Sunday, April 16, 2017

sorry but

If you're a man, you gotta be able to fight a lizard.

because I can't!!!!!

Thursday, April 13, 2017

Wednesday, April 12, 2017

My basic assumption when someone speaks is that he or she is saying something. I should really try to keep in mind that quite a lot of people treat words like sneezes.

So, I'm sorry that I embarrassed you. Next time I'll just remember that there are people who treat words like noise.

Monday, April 10, 2017

I just finished watching all the episodes of Thirteen Reasons Why, and it's pretty heavy. Although I did watch all the episodes back to back, so it's also pretty interesting I guess.

These days I get these comments a lot: am I gullible? Stupid? Awkward? Inexperienced? What does 'cute' mean? And 'innocent'? And the fact that put together I unknowingly said some things that pissed some important people off?

I want to not unknowingly say 'rude' things... To change, but I don't actually want to change drastically. I don't want to be politically correct all the time, because I want to be true to myself. It matters differently to different people, but it matters to me... it matters a lot. And that means I treat people like human beings, even my superiors. It means I say things the way I think them, although I gotta learn to put a better filter on that.

Various people at different times have told me that it's okay to have ideals. That the world will show us, indubitably, the reality of life. It will shave off our corners and make us less abrasive in general, make us fit in.

Sure, I'm not going to argue against that. But what I hope for is that I will be able to hold onto a piece of me, a small piece of that unknowingness that's getting me in so much trouble now. Because we all justify ourselves, right? Maybe that's what I'm doing. But even though it got me in trouble, I do think that it's important to be true to yourself.

Because we can't all be the same, can we? Even if the guys who say and do the right things, who suck up blatantly or subtly, who can pull the right strings—even if these guys rise up exponentially and are the envy of everyone 5, 10 years in the future: good for them! It's important, sure. It's not the most important thing to me.

Did you know lobsters used to be a poor man's food—they used to be served in prisons?
I want to define what matters to me, that's all. And the world may shave that down, too, but let me keep a bit of it, please. Just a bit.

Saturday, April 8, 2017

Still not Part 3 yet...

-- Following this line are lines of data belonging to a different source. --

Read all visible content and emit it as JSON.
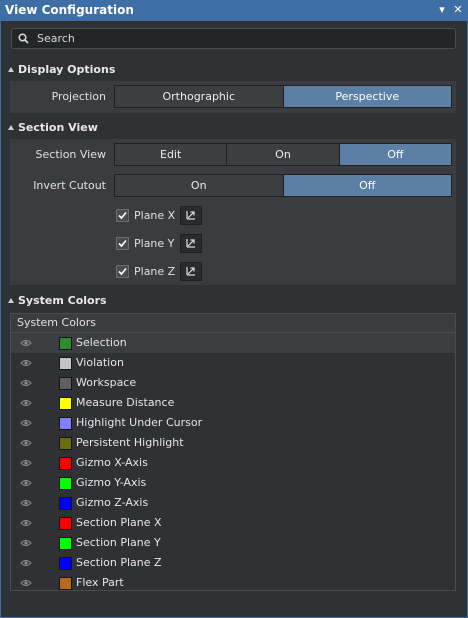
{
  "panel": {
    "title": "View Configuration"
  },
  "search": {
    "placeholder": "Search"
  },
  "display_options": {
    "title": "Display Options",
    "projection_label": "Projection",
    "projection_options": [
      "Orthographic",
      "Perspective"
    ],
    "projection_selected": "Perspective"
  },
  "section_view": {
    "title": "Section View",
    "section_view_label": "Section View",
    "section_view_options": [
      "Edit",
      "On",
      "Off"
    ],
    "section_view_selected": "Off",
    "invert_cutout_label": "Invert Cutout",
    "invert_cutout_options": [
      "On",
      "Off"
    ],
    "invert_cutout_selected": "Off",
    "planes": [
      {
        "label": "Plane X",
        "checked": true
      },
      {
        "label": "Plane Y",
        "checked": true
      },
      {
        "label": "Plane Z",
        "checked": true
      }
    ]
  },
  "system_colors": {
    "title": "System Colors",
    "header": "System Colors",
    "items": [
      {
        "name": "Selection",
        "color": "#2e8b2e",
        "visible": true
      },
      {
        "name": "Violation",
        "color": "#c4c4c4",
        "visible": true
      },
      {
        "name": "Workspace",
        "color": "#5f5f5f",
        "visible": true
      },
      {
        "name": "Measure Distance",
        "color": "#ffff00",
        "visible": true
      },
      {
        "name": "Highlight Under Cursor",
        "color": "#8080ff",
        "visible": true
      },
      {
        "name": "Persistent Highlight",
        "color": "#6b6b10",
        "visible": true
      },
      {
        "name": "Gizmo X-Axis",
        "color": "#ff0000",
        "visible": true
      },
      {
        "name": "Gizmo Y-Axis",
        "color": "#00ff00",
        "visible": true
      },
      {
        "name": "Gizmo Z-Axis",
        "color": "#0000ff",
        "visible": true
      },
      {
        "name": "Section Plane X",
        "color": "#ff0000",
        "visible": true
      },
      {
        "name": "Section Plane Y",
        "color": "#00ff00",
        "visible": true
      },
      {
        "name": "Section Plane Z",
        "color": "#0000ff",
        "visible": true
      },
      {
        "name": "Flex Part",
        "color": "#b86a1c",
        "visible": true
      }
    ]
  }
}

from thisjapaneselife.org:
For a long time I loved the phrase ichi-go ichi-e because I thought it meant “meeting a strawberry.” Literally, it is “one life, one meeting,” the meeting being a person or a challenge, or, as I like to think, meeting one strawberry.
Ichi-go ichi-e is best understood if we retroactively apply it to the bushido days, when a warrior would train with as much intensity as a real battle. If he fell off his horse and injured his arm, he would get back on the horse, carrying on instead of restarting, because he does not believe in the idea of “trying again.” Each move should be completed as if it were his only chance. He would imagine practice as if it were real life, or else it wasn’t really practice, just play-acting.
When things were hard, I would tell myself, “this is practice” as a way of separating myself from the pain of real emotions. The correct technique, perhaps, is to feel those experiences completely, to let the tears flow, to live through it without going numb. To practice feeling things fully, instead of practicing detachment.
You will never do anything “again.” You only eat one strawberry, even when you are eating a bucket of strawberries. I should practice remembering that, practice experiencing my life fully while it is happening. Meeting the Strawberry, rather than eating one after the other. Everything is practice, nothing is practice. We prepare for the real thing by living it.
This world of dew
is only a world of dew.
And yet…

I keep remembering the phrase, 'You only eat one strawberry, even when you are eating a bucket of strawberries.' It makes a lot of sense, but after being attached to the Obesity Clinic, it has a little irony too. You're only eating one strawberry despite eating a bucket of strawberries, oh yeah... 

 Andy Grammar - fresh eyes